I have geeky housewife dreams. Once I dreamed that I dusted a table, and turned around only to find it dusty again. A few weeks ago I dreamed that all the avocados on sale at the store were gone. Last night I dreamed that I thawed out a chicken, but then forgot what I was supposed to use it for, so I re-froze it (which obviously you should never do). But then, I was bummed because I remembered I wanted to make chicken soup with it. I know, my life is pretty exciting. I dreamed about the chicken because so many people I know are getting the swine flu, and I’ve been meaning to make a batch of chicken soup and freeze it for when we get hit with a seasonal illness.
I know it is cliche that chicken soup cures colds, but it has been scientifically proven to have healing properties. Recent studies have shown that while it may not prevent illness, it can provide relief. Chicken contains cysteine, an amino acid, which is released when the chicken cooks. According to an article on www.sixwise.com, “This amino acid is similar to the drug acetylcysteine, which is prescribed by doctors to patients with bronchitis. It thins the mucus out of the lungs, making it easier to cough out. And hot chicken vapors have been proven more effective than hot water vapors in cleaning out the cold in your nose.” (sorry about mucus-talk on a food blog. kind of yucky, but I’m trying to make a point.)
It’s no wonder why chicken soup is so good for you when you consider what else is in the soup. Carrots have beta-carotene which morphs into vitamin A, which helps white blood cells. Onions are an anti-inflammatory. Garlic helps maintain the levels of antioxidants in our system. Celery has vitamin C, and in fact some people even take celery supplements because of its benefits and has been referred to as a “cure all.” (for those of you interested, it is also considered an aphrodisiac. va-va-voom.) And parsley, well, it contains three times the amount of vitamin C as oranges. After writing all this and reflecting, wouldn’t be just more efficient to make a chicken soup supplement?
This recipe is in two parts – – first you make the stock, and then you make the actual soup. It looks like a lot of work, but it really isn’t.
1 whole chicken 3-4 pounds
2 carrots, washed and cut into fourths
2 stalks celery, including celery leaves, cut into fourths
1 onion, cut into fourths

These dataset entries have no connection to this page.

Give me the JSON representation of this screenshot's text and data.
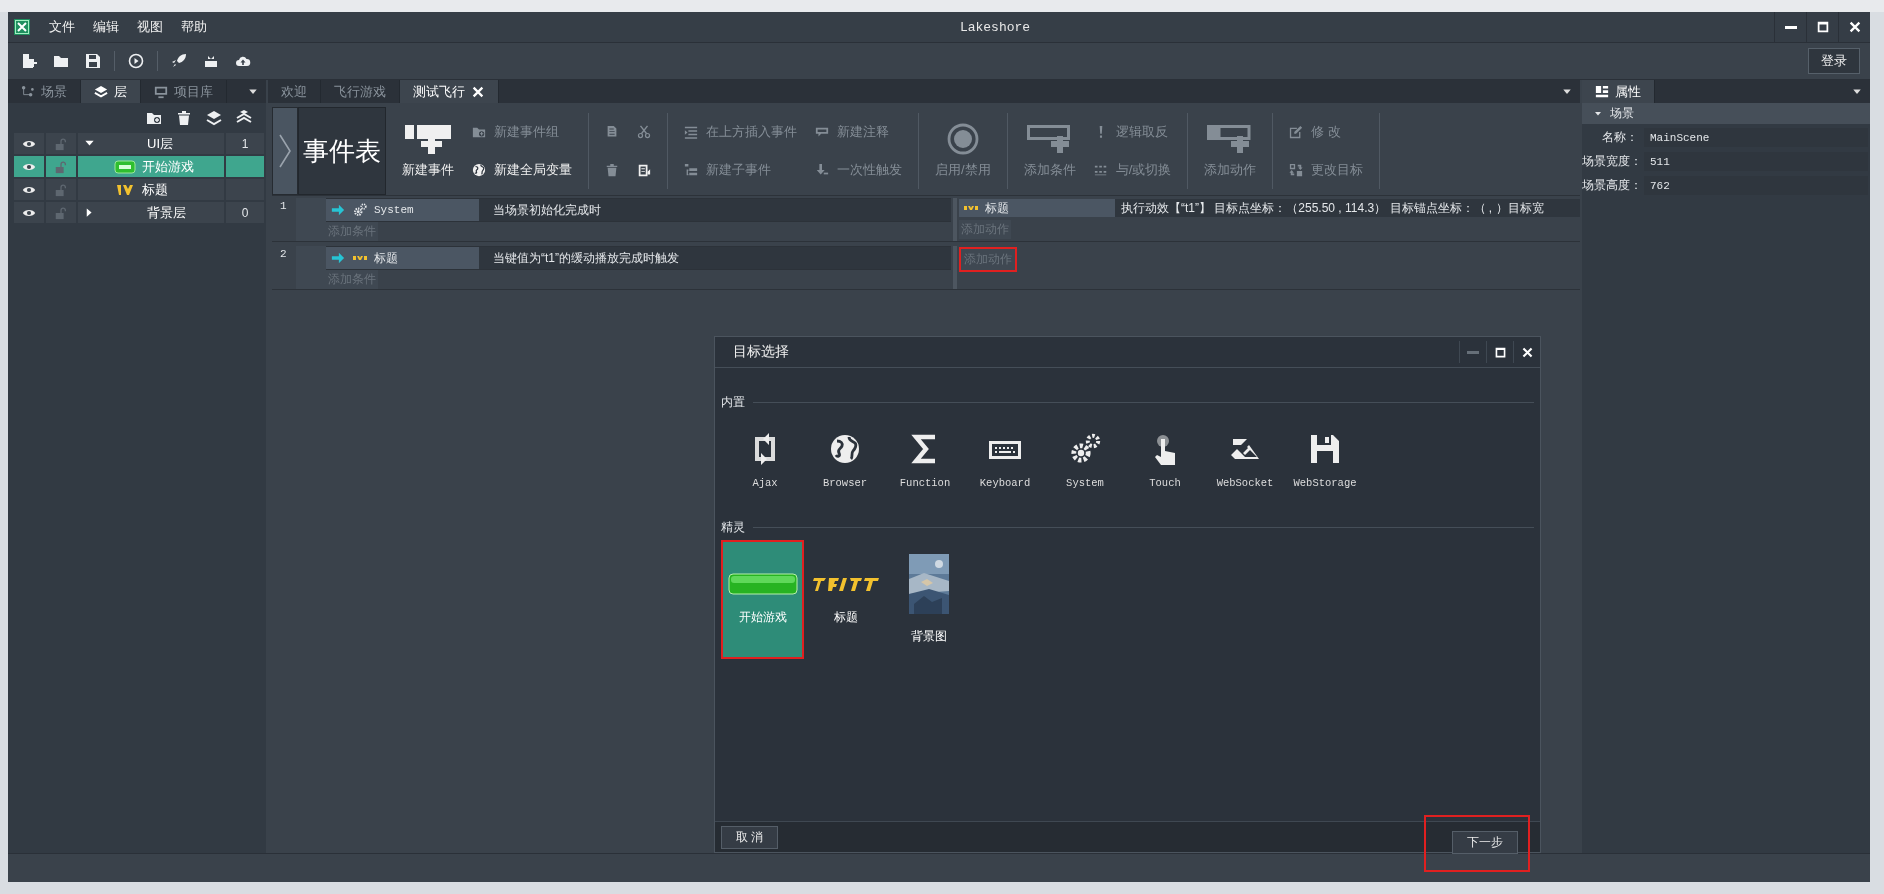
{
  "window": {
    "title": "Lakeshore",
    "menu": [
      "文件",
      "编辑",
      "视图",
      "帮助"
    ],
    "login_button": "登录"
  },
  "left_panel": {
    "tabs": [
      {
        "label": "场景",
        "selected": false
      },
      {
        "label": "层",
        "selected": true
      },
      {
        "label": "项目库",
        "selected": false
      }
    ],
    "layers": [
      {
        "name": "UI层",
        "count": "1",
        "expanded": true,
        "selected": false,
        "children": [
          {
            "name": "开始游戏",
            "kind": "button",
            "selected": true
          },
          {
            "name": "标题",
            "kind": "title",
            "selected": false
          }
        ]
      },
      {
        "name": "背景层",
        "count": "0",
        "expanded": false,
        "selected": false
      }
    ]
  },
  "editor_tabs": [
    {
      "label": "欢迎",
      "selected": false
    },
    {
      "label": "飞行游戏",
      "selected": false
    },
    {
      "label": "测试飞行",
      "selected": true
    }
  ],
  "event_toolbar": {
    "title": "事件表",
    "groups": [
      [
        [
          {
            "kind": "large",
            "label": "新建事件",
            "disabled": false
          }
        ],
        [
          {
            "kind": "small",
            "label": "新建事件组",
            "disabled": true
          },
          {
            "kind": "small",
            "label": "新建全局变量",
            "disabled": false
          }
        ]
      ],
      [
        [
          {
            "kind": "icon",
            "disabled": true
          },
          {
            "kind": "icon",
            "disabled": true
          }
        ],
        [
          {
            "kind": "icon",
            "disabled": true
          },
          {
            "kind": "icon",
            "disabled": false
          }
        ]
      ],
      [
        [
          {
            "kind": "small",
            "label": "在上方插入事件",
            "disabled": true
          },
          {
            "kind": "small",
            "label": "新建子事件",
            "disabled": true
          }
        ],
        [
          {
            "kind": "small",
            "label": "新建注释",
            "disabled": true
          },
          {
            "kind": "small",
            "label": "一次性触发",
            "disabled": true
          }
        ]
      ],
      [
        [
          {
            "kind": "large",
            "label": "启用/禁用",
            "disabled": true
          }
        ]
      ],
      [
        [
          {
            "kind": "large",
            "label": "添加条件",
            "disabled": true
          }
        ],
        [
          {
            "kind": "small",
            "label": "逻辑取反",
            "disabled": true
          },
          {
            "kind": "small",
            "label": "与/或切换",
            "disabled": true
          }
        ]
      ],
      [
        [
          {
            "kind": "large",
            "label": "添加动作",
            "disabled": true
          }
        ]
      ],
      [
        [
          {
            "kind": "small",
            "label": "修  改",
            "disabled": true
          },
          {
            "kind": "small",
            "label": "更改目标",
            "disabled": true
          }
        ]
      ]
    ]
  },
  "events": [
    {
      "number": "1",
      "object": "System",
      "kind": "system",
      "condition": "当场景初始化完成时",
      "add_condition": "添加条件",
      "actions": [
        {
          "object": "标题",
          "text": "执行动效【“t1”】 目标点坐标：（255.50 , 114.3） 目标锚点坐标：（ , ）目标宽"
        }
      ],
      "add_action": "添加动作",
      "add_action_highlighted": false
    },
    {
      "number": "2",
      "object": "标题",
      "kind": "sprite",
      "condition": "当键值为“t1”的缓动播放完成时触发",
      "add_condition": "添加条件",
      "add_action": "添加动作",
      "add_action_highlighted": true
    }
  ],
  "properties_panel": {
    "tab": {
      "label": "属性",
      "selected": true
    },
    "section": {
      "title": "场景",
      "expanded": true
    },
    "rows": [
      {
        "label": "名称：",
        "value": "MainScene"
      },
      {
        "label": "场景宽度：",
        "value": "511"
      },
      {
        "label": "场景高度：",
        "value": "762"
      }
    ]
  },
  "dialog": {
    "title": "目标选择",
    "builtin": {
      "title": "内置",
      "items": [
        {
          "label": "Ajax",
          "kind": "ajax"
        },
        {
          "label": "Browser",
          "kind": "browser"
        },
        {
          "label": "Function",
          "kind": "function"
        },
        {
          "label": "Keyboard",
          "kind": "keyboard"
        },
        {
          "label": "System",
          "kind": "system"
        },
        {
          "label": "Touch",
          "kind": "touch"
        },
        {
          "label": "WebSocket",
          "kind": "websocket"
        },
        {
          "label": "WebStorage",
          "kind": "webstorage"
        }
      ]
    },
    "sprites": {
      "title": "精灵",
      "items": [
        {
          "label": "开始游戏",
          "kind": "button",
          "selected": true,
          "highlighted": true
        },
        {
          "label": "标题",
          "kind": "title",
          "selected": false,
          "highlighted": false
        },
        {
          "label": "背景图",
          "kind": "picture",
          "selected": false,
          "highlighted": false
        }
      ]
    },
    "cancel_button": "取  消",
    "next_button": {
      "label": "下一步",
      "highlighted": true
    }
  }
}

1 head (not clove but yes, the whole head) of garlic cut in half from side-to side, not top to bottom
1 TBSP black peppercorns
1 1/2 TBSP Kosher salt

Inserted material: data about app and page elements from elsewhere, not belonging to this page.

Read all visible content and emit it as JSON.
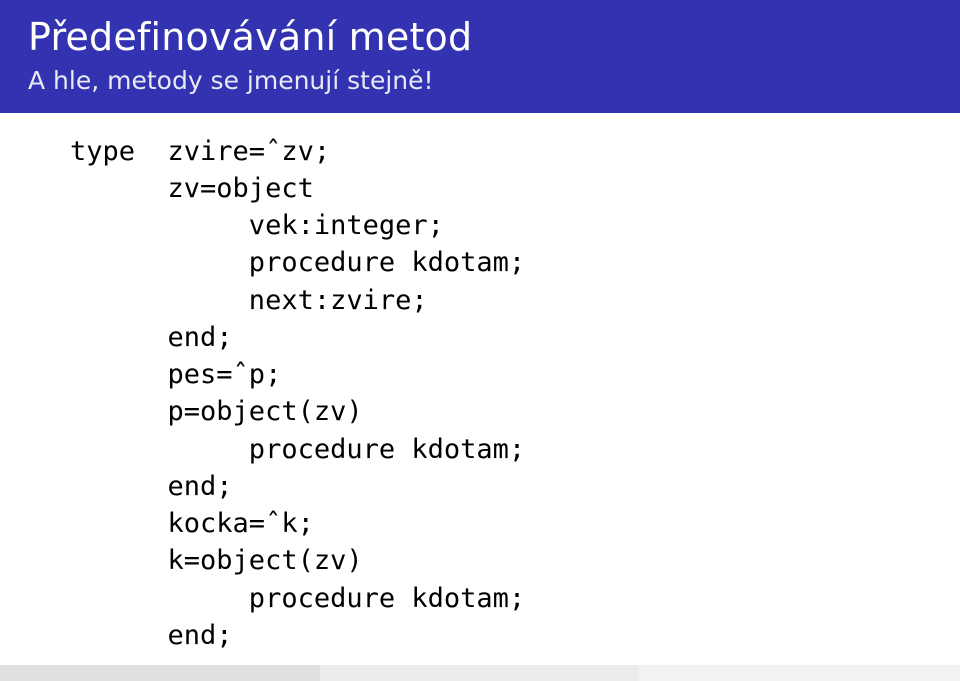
{
  "header": {
    "title": "Předefinovávání metod",
    "subtitle": "A hle, metody se jmenují stejně!"
  },
  "code": {
    "l01": "type  zvire=ˆzv;",
    "l02": "      zv=object",
    "l03": "           vek:integer;",
    "l04": "           procedure kdotam;",
    "l05": "           next:zvire;",
    "l06": "      end;",
    "l07": "      pes=ˆp;",
    "l08": "      p=object(zv)",
    "l09": "           procedure kdotam;",
    "l10": "      end;",
    "l11": "      kocka=ˆk;",
    "l12": "      k=object(zv)",
    "l13": "           procedure kdotam;",
    "l14": "      end;"
  }
}
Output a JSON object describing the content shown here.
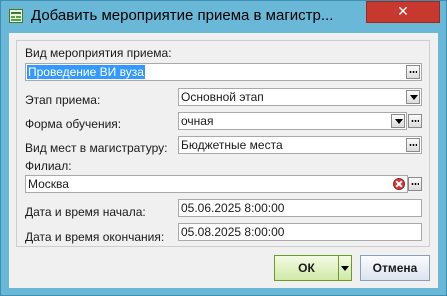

1/2 bunch of fresh parsley (you don’t chop it, just throw it in)
1 tsp Bouquet Garni (herb blend)
1 bay leaf
Place the cleaned chicken in the pot and add all the ingredients. You can stuff some of the vegetables into the cavity if you need to for space. Fill the pot a little more than 3/4 full. Bring to a boil, then lower to a simmer covered. When the chicken is done, in about 1 to 1 1/2 hours, take the chicken out to cool and strain the broth.

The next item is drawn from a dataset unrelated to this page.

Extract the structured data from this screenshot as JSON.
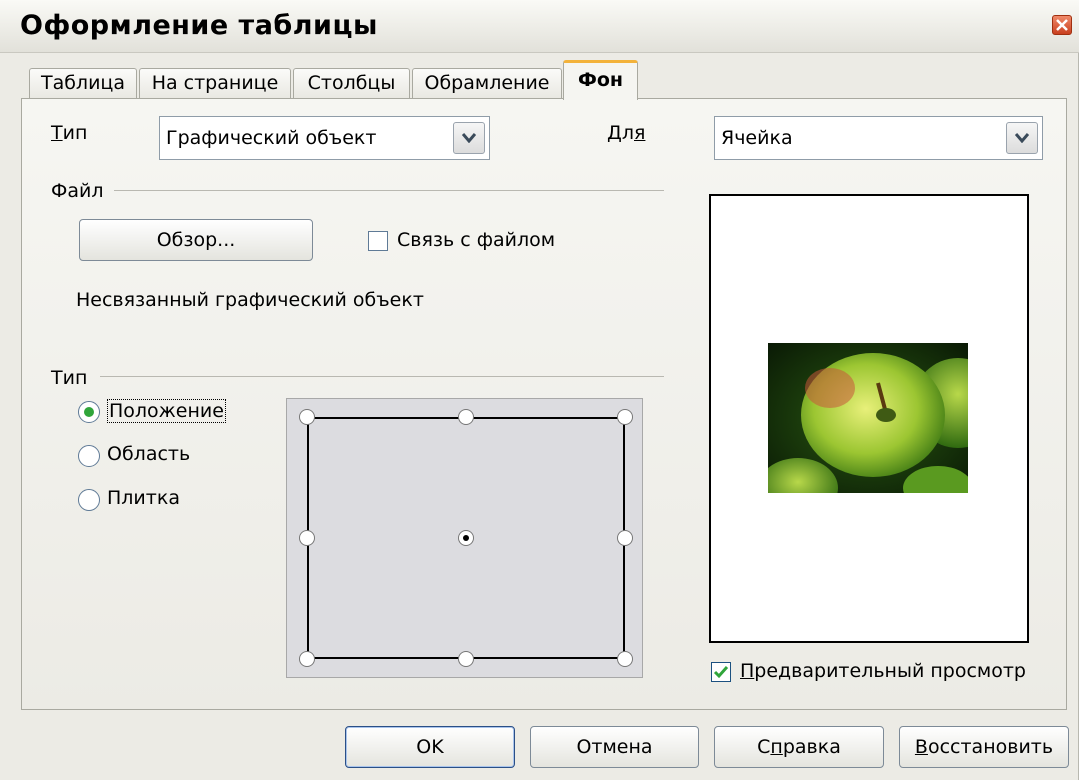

2 tsp olive oil
2 carrots, sliced thinly
1 small clove of garlic, minced
2 stalks celery the leaves, sliced medium
1 small onion, (about 1/2 cup) diced
1 can corn with juice
salt and pepper
Bouquet Garni to taste
chopped, fresh parsley
After the chicken has cooled, pick the meat off. Save half the chicken for another use. Heat oil over med-high heat and sautee carrot for a couple of minutes. Lower heat to medium and add garlic, onion, and celery. (If using fresh corn, add here) Lightly salt to draw out moisture and prevent browning. Cook until vegetables start to soften. Add chicken stock, pepper, bay leaf, bouquet garni, and chicken. Bring to simmer, uncovered, and cook until vegetables are tender, or at least 30 minutes. Add parsley.
You can also add noodles, but keep separate and add them to each bowl. The noodles will absorb the broth and your soup won’t be soup anymore after sitting in the fridge.